Your assignment: Please copy out the lines in the entries that contain "category".

[Data items]
↓

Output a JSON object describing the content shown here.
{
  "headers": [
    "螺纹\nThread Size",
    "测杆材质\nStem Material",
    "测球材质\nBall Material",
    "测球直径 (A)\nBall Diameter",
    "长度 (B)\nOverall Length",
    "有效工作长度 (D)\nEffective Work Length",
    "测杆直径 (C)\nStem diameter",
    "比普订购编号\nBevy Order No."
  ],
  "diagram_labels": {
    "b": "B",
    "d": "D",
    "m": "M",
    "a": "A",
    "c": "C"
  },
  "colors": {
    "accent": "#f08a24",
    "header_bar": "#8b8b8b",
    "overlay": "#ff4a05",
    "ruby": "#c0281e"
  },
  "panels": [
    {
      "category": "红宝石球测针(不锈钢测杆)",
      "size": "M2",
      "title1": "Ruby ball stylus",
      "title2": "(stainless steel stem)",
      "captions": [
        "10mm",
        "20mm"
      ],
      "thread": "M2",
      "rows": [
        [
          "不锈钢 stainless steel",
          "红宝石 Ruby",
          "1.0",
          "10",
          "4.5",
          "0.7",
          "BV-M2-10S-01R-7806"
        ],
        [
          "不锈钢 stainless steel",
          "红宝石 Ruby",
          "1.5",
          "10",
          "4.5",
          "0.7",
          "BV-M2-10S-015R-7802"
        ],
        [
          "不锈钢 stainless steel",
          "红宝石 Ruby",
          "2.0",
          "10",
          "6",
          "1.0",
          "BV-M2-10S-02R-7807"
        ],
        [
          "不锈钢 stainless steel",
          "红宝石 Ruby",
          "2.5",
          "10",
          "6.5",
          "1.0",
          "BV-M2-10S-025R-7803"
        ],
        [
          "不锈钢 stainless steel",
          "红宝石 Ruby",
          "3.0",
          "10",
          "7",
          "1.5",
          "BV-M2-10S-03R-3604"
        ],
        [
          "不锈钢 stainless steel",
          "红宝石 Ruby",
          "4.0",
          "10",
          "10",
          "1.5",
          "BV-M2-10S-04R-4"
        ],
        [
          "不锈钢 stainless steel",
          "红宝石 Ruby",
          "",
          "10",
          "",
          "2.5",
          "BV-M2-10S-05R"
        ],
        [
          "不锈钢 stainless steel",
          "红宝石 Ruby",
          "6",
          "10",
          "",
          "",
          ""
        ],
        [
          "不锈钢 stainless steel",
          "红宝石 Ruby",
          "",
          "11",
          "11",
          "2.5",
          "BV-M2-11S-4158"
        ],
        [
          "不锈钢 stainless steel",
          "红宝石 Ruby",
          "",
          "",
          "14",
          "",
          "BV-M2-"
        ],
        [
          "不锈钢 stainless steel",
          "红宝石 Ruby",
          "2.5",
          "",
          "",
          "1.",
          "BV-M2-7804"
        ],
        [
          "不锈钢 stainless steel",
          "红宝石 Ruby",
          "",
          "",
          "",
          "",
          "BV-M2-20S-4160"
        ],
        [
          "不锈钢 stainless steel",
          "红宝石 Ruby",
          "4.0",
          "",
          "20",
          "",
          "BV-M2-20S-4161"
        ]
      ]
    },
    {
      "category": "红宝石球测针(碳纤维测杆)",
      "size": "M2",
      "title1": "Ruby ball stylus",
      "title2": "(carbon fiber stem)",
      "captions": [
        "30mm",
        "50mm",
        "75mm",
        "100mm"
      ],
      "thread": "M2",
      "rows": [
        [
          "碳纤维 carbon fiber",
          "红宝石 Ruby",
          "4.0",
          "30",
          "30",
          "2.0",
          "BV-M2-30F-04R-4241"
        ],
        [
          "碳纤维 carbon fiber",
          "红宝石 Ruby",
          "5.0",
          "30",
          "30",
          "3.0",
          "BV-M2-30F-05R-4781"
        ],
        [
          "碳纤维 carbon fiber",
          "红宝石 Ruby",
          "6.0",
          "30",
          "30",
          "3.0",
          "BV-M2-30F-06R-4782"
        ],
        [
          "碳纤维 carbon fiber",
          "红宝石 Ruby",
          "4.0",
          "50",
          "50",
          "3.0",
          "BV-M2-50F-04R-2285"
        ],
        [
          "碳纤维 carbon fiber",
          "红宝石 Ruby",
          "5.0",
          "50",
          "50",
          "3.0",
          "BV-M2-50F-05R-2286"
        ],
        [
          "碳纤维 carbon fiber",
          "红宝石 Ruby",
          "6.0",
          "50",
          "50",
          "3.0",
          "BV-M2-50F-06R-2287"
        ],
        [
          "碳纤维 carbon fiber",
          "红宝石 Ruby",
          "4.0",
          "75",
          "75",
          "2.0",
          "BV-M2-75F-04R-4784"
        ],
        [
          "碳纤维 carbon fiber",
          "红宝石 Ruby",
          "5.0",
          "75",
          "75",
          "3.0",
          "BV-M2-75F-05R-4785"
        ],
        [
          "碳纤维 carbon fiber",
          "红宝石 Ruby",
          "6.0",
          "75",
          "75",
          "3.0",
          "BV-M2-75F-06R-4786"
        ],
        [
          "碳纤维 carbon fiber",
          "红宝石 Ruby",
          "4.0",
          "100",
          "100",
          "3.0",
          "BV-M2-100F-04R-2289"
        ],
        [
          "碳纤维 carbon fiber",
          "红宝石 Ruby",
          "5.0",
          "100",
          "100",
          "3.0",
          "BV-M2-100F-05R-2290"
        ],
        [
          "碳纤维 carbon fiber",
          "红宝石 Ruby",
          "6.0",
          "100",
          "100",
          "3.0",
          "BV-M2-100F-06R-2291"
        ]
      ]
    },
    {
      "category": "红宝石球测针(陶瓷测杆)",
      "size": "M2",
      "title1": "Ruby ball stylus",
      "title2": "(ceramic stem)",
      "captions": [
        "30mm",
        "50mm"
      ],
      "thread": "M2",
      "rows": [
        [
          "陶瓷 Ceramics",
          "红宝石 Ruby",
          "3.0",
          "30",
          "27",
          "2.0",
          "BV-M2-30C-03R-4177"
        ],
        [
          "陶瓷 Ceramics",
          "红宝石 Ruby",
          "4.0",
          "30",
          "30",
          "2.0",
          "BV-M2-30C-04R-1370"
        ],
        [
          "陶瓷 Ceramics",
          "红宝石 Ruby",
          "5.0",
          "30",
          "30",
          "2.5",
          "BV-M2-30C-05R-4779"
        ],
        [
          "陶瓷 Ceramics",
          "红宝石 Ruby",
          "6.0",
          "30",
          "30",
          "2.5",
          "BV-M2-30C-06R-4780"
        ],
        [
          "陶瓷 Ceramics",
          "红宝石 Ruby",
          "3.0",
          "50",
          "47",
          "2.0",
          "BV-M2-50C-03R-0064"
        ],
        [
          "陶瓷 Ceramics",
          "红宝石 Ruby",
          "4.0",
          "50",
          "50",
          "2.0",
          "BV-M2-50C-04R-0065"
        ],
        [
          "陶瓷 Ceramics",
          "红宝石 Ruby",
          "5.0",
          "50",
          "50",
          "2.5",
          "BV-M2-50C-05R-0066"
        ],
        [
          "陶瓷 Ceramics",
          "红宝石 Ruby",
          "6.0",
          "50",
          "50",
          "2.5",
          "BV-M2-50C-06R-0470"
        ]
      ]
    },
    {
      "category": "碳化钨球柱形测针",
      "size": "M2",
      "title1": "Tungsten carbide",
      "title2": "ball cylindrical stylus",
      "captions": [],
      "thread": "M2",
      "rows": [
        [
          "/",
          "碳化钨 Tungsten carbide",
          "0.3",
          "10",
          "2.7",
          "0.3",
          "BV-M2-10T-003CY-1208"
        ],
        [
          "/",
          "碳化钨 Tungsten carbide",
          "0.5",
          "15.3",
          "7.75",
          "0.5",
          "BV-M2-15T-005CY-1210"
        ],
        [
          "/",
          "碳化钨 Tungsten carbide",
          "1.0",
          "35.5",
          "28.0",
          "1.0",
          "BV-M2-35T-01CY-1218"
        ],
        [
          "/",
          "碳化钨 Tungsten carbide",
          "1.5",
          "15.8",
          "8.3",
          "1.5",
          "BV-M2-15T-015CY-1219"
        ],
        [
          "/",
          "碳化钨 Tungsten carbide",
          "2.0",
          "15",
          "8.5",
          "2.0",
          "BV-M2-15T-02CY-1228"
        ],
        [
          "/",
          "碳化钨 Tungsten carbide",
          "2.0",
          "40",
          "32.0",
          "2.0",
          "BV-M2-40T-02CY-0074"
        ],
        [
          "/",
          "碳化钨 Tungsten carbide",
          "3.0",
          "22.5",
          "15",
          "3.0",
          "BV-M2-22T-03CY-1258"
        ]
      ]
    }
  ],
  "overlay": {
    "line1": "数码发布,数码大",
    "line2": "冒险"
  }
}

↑

Answer:
      "category": "红宝石球测针(不锈钢测杆)",
      "category": "红宝石球测针(碳纤维测杆)",
      "category": "红宝石球测针(陶瓷测杆)",
      "category": "碳化钨球柱形测针",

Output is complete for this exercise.